The problems that economists consider are often social issues that are fundamentally rooted in human behaviour, and economists approach these problems in a technical and scientifically rigorous way.
When I first came to Dalhousie, I had no idea what I wanted to study. I enjoyed many of the subjects I took in high school, but nothing had stood out to me as being “the one”. I decided that it would be a good idea to take a variety of courses in my first year, with one of my first-semester courses being an economics course. The one thing I thought I was certain about was that I wanted to avoid math as much as possible. Ironically, by eventually deciding to pursue a degree in economics, I don’t think that ended up being the case.
What appealed to me about economics was that it combined qualitative and quantitative thinking in a way that I hadn’t realized was possible. The problems that economists consider are often social issues that are fundamentally rooted in human behaviour, and economists approach these problems in a technical and scientifically rigorous way. I found it fascinating that choices, ranging from seemingly trivial personal consumption decisions to decisions of national importance could be modelled mathematically and visualized using graphs. But what I really enjoyed about my time in the economics department was how supportive its people were. The honours program, being relatively small, was incredibly collegial. Classmates were always willing to help with a problem set, and the professors were always willing to go out of their way to make sure we understood a difficult concept.
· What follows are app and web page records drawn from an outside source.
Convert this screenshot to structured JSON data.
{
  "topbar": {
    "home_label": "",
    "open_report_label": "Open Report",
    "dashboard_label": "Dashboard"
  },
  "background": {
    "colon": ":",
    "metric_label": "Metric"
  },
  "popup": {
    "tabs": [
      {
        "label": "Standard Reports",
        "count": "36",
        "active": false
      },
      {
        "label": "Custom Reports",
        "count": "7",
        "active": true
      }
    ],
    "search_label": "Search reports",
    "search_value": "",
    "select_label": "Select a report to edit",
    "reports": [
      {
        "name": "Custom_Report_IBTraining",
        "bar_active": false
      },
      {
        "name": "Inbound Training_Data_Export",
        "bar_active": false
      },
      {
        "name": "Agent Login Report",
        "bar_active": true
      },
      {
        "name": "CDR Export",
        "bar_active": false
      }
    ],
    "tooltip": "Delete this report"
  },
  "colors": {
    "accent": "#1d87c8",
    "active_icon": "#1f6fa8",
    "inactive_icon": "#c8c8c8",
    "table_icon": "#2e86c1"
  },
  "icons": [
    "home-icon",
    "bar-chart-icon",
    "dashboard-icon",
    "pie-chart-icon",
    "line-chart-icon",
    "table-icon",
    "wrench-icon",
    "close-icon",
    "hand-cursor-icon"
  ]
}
Like many students nearing the end of their degree, I struggled to figure out what I would do next. I was fortunate to have professors who provided invaluable advice regarding the wealth of options, whether traditional or not, that are open to economics graduates. I am currently a student at Dalhousie’s Schulich School of Law, where I recently completed my first year. Although the subject matter might not be directly applicable, I think that studying economics prepares you well for law school because it helps to develop necessary skills like analytical thinking and logical reasoning. I also think it’s a testament to both the versatility of studying economics and the strength of the program’s alumni network that the professors have no trouble connecting students with graduates who have done so many interesting things with their careers. It’s truly a program that wants to see its students succeed, and the faculty members are always willing to do what they can to make that happen.